Sgt. Shinder Kirk, spokesman for Metro Vancouver's Integrated Gang Task Force, said there are no statistics yet to show whether these tactics have helped but he sees such local efforts as broadly beneficial.

Street cops have always been taught to hone their "spider sense" for wrongdoing, said Kirk. Now they also know to look for indicators that suggest broader criminal activity beyond a single act.

"Officers now are being educated on who to look for ... based on the work of units such as the one in Surrey and also the uniform gang task force out of our office," he said.

The worst gang killings in B.C. history

Police last week arrested suspected gang members they allege were responsible for the Surrey massacre in October 2007.

Dennis Karbovanec pleaded guilty to second-degree murder in three of the killings and is to be sentenced Thursday.

Jamie Bacon appeared in a high-security Surrey courtroom on Tuesday charged with one count of first-degree murder and conspiracy to commit murder in the incident.

Police have been touting the arrests as a major victory and say others will follow.
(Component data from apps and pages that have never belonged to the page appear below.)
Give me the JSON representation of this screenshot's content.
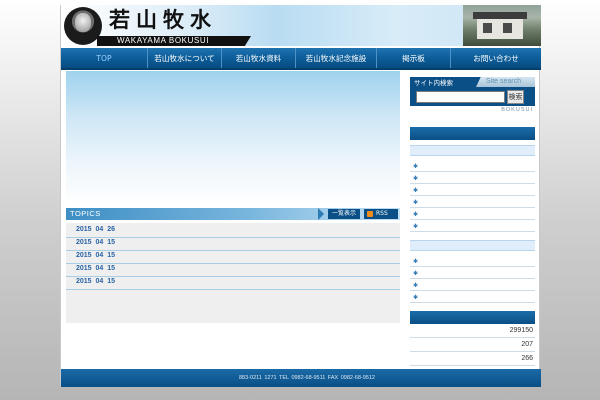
{
  "header": {
    "logo_kanji": "若山牧水",
    "logo_roman": "WAKAYAMA BOKUSUI"
  },
  "nav": {
    "items": [
      {
        "label": "TOP"
      },
      {
        "label": "若山牧水について"
      },
      {
        "label": "若山牧水資料"
      },
      {
        "label": "若山牧水記念施設"
      },
      {
        "label": "掲示板"
      },
      {
        "label": "お問い合わせ"
      }
    ]
  },
  "topics": {
    "title": "TOPICS",
    "list_button": "一覧表示",
    "rss_button": "RSS",
    "rows": [
      {
        "date": "2015 04 26"
      },
      {
        "date": "2015 04 15"
      },
      {
        "date": "2015 04 15"
      },
      {
        "date": "2015 04 15"
      },
      {
        "date": "2015 04 15"
      }
    ]
  },
  "search": {
    "label": "サイト内検索",
    "tab_label": "Site search",
    "input_value": "",
    "button_label": "検索",
    "footer_label": "BOKUSUI"
  },
  "sidebar": {
    "bullet_icon": "asterisk-icon",
    "bullet_glyph": "✱",
    "counter": {
      "total": "299150",
      "today": "207",
      "yesterday": "266"
    }
  },
  "footer": {
    "text": "883-0211      1271   TEL 0982-68-9511  FAX 0982-68-9512"
  },
  "colors": {
    "primary_blue": "#0a4f86",
    "nav_active": "#9fd3ff",
    "topic_date": "#2a64a6"
  }
}
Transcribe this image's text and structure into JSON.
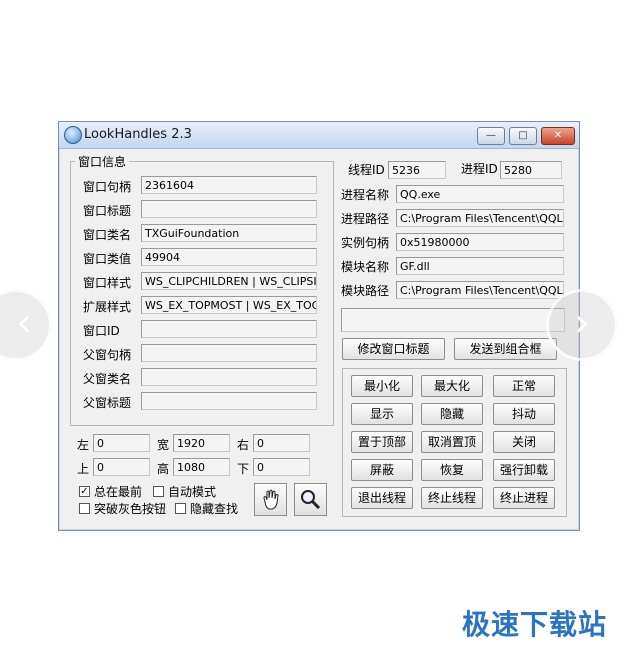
{
  "window": {
    "title": "LookHandles 2.3",
    "minimize_glyph": "—",
    "maximize_glyph": "□",
    "close_glyph": "✕"
  },
  "window_info": {
    "group_label": "窗口信息",
    "rows": [
      {
        "label": "窗口句柄",
        "value": "2361604"
      },
      {
        "label": "窗口标题",
        "value": ""
      },
      {
        "label": "窗口类名",
        "value": "TXGuiFoundation"
      },
      {
        "label": "窗口类值",
        "value": "49904"
      },
      {
        "label": "窗口样式",
        "value": "WS_CLIPCHILDREN | WS_CLIPSIBLI"
      },
      {
        "label": "扩展样式",
        "value": "WS_EX_TOPMOST | WS_EX_TOOLW"
      },
      {
        "label": "窗口ID",
        "value": ""
      },
      {
        "label": "父窗句柄",
        "value": ""
      },
      {
        "label": "父窗类名",
        "value": ""
      },
      {
        "label": "父窗标题",
        "value": ""
      }
    ]
  },
  "geometry_fields": {
    "left_label": "左",
    "left_value": "0",
    "width_label": "宽",
    "width_value": "1920",
    "right_label": "右",
    "right_value": "0",
    "top_label": "上",
    "top_value": "0",
    "height_label": "高",
    "height_value": "1080",
    "bottom_label": "下",
    "bottom_value": "0"
  },
  "options": {
    "always_on_top": {
      "label": "总在最前",
      "checked": true
    },
    "auto_mode": {
      "label": "自动模式",
      "checked": false
    },
    "break_gray_button": {
      "label": "突破灰色按钮",
      "checked": false
    },
    "hidden_search": {
      "label": "隐藏查找",
      "checked": false
    }
  },
  "tools": {
    "hand_icon": "hand-icon",
    "magnifier_icon": "magnifier-icon"
  },
  "process_info": {
    "thread_id_label": "线程ID",
    "thread_id_value": "5236",
    "process_id_label": "进程ID",
    "process_id_value": "5280",
    "rows": [
      {
        "label": "进程名称",
        "value": "QQ.exe"
      },
      {
        "label": "进程路径",
        "value": "C:\\Program Files\\Tencent\\QQLite\\"
      },
      {
        "label": "实例句柄",
        "value": "0x51980000"
      },
      {
        "label": "模块名称",
        "value": "GF.dll"
      },
      {
        "label": "模块路径",
        "value": "C:\\Program Files\\Tencent\\QQLite\\"
      }
    ],
    "extra_field": ""
  },
  "actions": {
    "modify_title": "修改窗口标题",
    "send_to_combo": "发送到组合框",
    "grid": [
      [
        "最小化",
        "最大化",
        "正常"
      ],
      [
        "显示",
        "隐藏",
        "抖动"
      ],
      [
        "置于顶部",
        "取消置顶",
        "关闭"
      ],
      [
        "屏蔽",
        "恢复",
        "强行卸载"
      ],
      [
        "退出线程",
        "终止线程",
        "终止进程"
      ]
    ]
  },
  "overlay": {
    "prev_glyph": "‹",
    "next_glyph": "›",
    "watermark": "极速下载站"
  }
}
But the shooting has continued.

Negative coverage internationally

Civic leaders wilted in the international media spotlight this week as articles published in Britain and the United States ripped Vancouver's image as a laid-back, west coast playground just 10 months before the city hosts the Winter Olympics.

A piece published Sunday by The Independent described Vancouver's "blood-spattered streets littered with shell casings and corpses," while an Associated Press story referred to a "spasm of gang violence" and a growing body count.

"They should first look in their own back yard in terms of per capita homicide rates and the violence they have in their cities, and here they're questioning Vancouver's safety," Vancouver Police Chief Jim Chu sniffed Wednesday

"These high-profile incidents are so few and far between that obviously they alarm the public and require significant police investigation resources.

"But really, Vancouver is a city that's relatively safe. We've had a spike recently."